Growing up in London in the 1970s and 80s and named Jeremy Shaw, I became aware of the ordinariness of my surname. I mixed with a circle of friends whose more German-sounding Ashkenazi Jewish names hinted at a depth of heritage that mine lacked. I was at the same time envious of these more exotic-sounding names and yet relieved by the illusion of protection afforded by the Britishness of mine, revealing the conflict at the heart of my, and I suspect many 2nd or 3rd generation British Jews’ identity. I was somehow both ashamed and proud of my Jewish identity. Even as children, my friends and I would comically refer to each other’s names in an exaggerated German accent, a complex act simultaneously identifying with the aggressors who would other us, while acknowledging our difference and heritage with a degree of pride.

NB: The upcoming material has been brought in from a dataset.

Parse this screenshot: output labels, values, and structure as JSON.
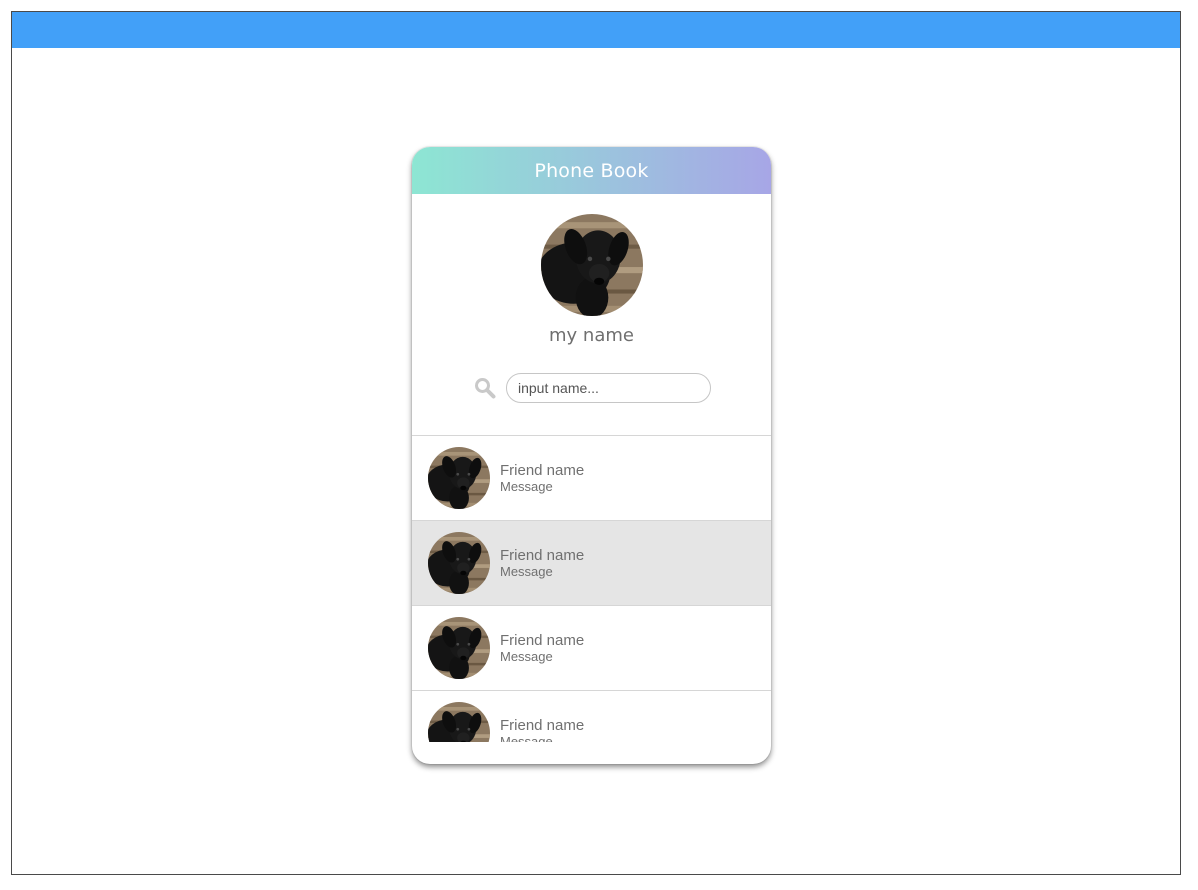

In the course of my work today as a psychodynamically-informed counsellor, I often ask my clients about their names. Thinking together about how their name was chosen, and by whom, reveals important information about their family of origin, such as who they ‘belong’ to or who holds the power in the family system. We also explore what expectations or fantasies that choice of name might carry; I am curious about how my client has responded consciously or unconsciously to these pressures and how such family narratives may have influenced their identity, relationships or sense of themselves in the world. Never is this more relevant than for my trans and non-binary clients for whom the rejection of their birth name and the choice of a new name is not just enormously empowering but a matter of psychological or even physical survival.
Applying this mode of enquiry to my own name, it became clear to me that Shaw had served its purpose; a borrowed name that obscured rather than celebrated the family narrative of relocation and creative transformation. Defiant in the face of a resurgence of antisemitism in the UK, and confronted further by the gloomy shadows cast by Brexit, I felt the irresistible pull of my Old World roots. And so in 2021, reversing that decision made by grandfather over 80 years earlier, I changed my name back to Schultz.